Give the number of lines in the records that include the word "depth", and nothing besides.
+ + + + +
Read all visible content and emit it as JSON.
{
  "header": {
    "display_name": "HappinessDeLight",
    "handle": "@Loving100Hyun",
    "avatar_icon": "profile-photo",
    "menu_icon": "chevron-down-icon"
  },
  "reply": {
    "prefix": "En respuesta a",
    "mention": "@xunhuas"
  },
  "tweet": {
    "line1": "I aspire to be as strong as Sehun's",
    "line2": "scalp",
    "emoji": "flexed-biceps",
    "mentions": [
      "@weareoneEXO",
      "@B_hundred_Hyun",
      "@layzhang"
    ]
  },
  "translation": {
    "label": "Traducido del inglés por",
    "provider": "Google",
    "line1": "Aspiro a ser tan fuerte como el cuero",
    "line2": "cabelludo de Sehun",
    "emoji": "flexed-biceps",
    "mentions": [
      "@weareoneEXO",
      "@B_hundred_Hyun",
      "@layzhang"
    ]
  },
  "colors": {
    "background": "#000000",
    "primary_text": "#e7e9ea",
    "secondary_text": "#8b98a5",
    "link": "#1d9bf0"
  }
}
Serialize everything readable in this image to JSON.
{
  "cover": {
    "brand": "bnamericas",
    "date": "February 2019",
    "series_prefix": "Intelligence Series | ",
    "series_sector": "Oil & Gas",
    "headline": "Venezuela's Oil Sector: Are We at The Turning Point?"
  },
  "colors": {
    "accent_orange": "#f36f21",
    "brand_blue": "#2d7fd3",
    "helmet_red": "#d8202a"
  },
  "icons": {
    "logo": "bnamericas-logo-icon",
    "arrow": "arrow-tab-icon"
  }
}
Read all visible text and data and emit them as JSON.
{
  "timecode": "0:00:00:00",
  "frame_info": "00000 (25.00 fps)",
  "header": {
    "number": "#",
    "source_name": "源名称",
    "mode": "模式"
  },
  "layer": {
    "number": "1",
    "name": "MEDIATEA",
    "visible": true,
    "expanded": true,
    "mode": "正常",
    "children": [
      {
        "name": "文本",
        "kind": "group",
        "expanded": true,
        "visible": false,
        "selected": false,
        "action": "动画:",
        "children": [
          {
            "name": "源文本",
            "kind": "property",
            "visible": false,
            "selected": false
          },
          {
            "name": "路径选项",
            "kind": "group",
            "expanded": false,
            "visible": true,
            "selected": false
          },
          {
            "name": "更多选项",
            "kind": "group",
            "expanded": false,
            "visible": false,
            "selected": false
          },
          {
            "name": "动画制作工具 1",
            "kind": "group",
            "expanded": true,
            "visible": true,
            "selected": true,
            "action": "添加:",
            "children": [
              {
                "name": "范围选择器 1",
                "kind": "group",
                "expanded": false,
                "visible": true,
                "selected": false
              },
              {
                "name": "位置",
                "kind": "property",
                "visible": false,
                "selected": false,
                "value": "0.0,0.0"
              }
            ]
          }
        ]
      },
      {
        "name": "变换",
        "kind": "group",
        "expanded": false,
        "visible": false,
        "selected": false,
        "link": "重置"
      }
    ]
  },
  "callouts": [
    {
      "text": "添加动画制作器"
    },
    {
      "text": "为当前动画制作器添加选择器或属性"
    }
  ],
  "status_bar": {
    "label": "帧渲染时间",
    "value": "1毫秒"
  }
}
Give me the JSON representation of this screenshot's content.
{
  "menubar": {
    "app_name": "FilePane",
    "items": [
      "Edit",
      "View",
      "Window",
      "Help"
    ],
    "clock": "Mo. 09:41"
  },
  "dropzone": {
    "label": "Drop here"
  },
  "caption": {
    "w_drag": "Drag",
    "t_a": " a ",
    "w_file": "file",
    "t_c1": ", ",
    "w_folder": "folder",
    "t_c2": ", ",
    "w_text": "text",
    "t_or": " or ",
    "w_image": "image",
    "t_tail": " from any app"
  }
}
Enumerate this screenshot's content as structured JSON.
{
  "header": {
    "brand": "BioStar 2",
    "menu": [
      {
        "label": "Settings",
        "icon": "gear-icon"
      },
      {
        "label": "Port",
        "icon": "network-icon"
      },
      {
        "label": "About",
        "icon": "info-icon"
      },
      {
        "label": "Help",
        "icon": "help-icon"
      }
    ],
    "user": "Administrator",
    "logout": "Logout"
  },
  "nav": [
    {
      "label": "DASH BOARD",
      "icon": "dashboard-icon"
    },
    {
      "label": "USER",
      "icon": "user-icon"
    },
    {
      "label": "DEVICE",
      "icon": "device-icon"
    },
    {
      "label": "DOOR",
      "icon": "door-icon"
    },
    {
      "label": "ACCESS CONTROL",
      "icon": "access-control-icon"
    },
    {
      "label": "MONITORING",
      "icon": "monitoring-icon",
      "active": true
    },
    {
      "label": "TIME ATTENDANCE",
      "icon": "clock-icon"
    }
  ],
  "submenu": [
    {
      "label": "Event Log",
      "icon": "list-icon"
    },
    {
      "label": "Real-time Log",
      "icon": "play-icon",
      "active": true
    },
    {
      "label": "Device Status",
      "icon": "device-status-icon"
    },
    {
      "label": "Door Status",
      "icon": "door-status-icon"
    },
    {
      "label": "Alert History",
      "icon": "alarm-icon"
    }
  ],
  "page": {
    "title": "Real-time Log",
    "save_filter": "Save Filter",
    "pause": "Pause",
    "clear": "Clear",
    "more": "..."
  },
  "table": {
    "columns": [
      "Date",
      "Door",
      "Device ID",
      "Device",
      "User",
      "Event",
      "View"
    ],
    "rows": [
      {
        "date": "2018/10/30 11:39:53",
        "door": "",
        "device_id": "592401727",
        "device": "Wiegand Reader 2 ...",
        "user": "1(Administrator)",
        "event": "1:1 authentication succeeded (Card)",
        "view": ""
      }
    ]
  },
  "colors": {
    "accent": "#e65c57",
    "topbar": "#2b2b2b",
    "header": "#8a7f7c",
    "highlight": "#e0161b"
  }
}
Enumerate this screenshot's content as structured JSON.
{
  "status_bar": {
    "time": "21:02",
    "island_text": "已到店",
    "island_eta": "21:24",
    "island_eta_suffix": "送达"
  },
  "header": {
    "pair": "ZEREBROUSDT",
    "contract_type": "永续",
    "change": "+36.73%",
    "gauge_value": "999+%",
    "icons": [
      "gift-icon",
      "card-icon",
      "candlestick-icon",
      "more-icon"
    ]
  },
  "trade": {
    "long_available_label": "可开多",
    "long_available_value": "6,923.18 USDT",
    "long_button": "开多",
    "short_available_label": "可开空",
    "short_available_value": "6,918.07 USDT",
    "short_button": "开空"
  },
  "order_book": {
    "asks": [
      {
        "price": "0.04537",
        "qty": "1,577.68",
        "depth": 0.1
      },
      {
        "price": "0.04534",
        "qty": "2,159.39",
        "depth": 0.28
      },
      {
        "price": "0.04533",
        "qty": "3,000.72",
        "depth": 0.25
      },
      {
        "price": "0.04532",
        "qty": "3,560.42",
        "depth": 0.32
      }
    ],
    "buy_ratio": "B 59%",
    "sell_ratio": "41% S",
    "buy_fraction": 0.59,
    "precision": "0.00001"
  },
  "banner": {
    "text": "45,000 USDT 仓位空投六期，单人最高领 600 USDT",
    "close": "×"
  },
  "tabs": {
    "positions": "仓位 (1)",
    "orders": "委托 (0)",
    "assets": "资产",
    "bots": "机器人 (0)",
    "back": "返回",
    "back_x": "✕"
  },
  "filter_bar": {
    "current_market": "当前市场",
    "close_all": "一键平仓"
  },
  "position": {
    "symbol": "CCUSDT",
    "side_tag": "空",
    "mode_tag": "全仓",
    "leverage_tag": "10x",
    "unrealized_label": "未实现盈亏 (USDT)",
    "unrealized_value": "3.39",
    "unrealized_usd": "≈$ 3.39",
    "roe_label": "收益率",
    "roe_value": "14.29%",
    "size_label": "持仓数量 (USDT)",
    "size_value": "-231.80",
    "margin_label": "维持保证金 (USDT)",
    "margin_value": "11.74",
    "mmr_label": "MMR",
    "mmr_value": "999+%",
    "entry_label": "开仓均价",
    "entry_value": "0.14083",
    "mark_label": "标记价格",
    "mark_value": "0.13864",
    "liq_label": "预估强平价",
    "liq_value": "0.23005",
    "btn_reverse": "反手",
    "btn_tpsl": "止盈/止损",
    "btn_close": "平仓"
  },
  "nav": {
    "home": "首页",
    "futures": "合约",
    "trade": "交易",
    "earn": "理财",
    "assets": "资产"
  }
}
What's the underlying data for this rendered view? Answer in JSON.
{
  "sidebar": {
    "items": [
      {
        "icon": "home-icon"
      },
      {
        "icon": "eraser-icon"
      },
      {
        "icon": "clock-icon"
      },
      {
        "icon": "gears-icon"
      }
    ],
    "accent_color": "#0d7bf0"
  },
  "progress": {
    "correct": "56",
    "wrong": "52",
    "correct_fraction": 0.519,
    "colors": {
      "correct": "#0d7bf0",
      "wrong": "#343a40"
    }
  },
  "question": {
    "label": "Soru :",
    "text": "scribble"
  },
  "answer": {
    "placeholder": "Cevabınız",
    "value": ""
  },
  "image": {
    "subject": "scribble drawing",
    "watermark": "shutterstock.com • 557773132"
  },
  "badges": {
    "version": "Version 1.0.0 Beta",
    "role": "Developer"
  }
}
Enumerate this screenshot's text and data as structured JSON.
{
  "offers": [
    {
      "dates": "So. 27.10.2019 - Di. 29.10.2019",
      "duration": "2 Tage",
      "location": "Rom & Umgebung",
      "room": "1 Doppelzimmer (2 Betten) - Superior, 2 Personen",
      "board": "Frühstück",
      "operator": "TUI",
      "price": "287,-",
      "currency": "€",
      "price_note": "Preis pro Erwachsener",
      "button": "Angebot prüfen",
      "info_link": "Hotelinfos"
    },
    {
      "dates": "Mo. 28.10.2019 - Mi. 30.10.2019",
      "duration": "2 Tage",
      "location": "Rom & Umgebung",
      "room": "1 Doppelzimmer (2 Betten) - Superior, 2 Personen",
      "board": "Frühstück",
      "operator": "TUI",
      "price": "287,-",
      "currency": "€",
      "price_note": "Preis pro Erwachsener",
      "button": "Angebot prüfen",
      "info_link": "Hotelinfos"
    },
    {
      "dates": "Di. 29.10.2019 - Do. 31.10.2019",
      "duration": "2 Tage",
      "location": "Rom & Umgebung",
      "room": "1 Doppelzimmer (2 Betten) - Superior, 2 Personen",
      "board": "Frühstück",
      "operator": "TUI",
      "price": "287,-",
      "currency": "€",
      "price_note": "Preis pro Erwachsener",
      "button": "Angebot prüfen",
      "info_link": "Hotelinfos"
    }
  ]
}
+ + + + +
Your solution:
4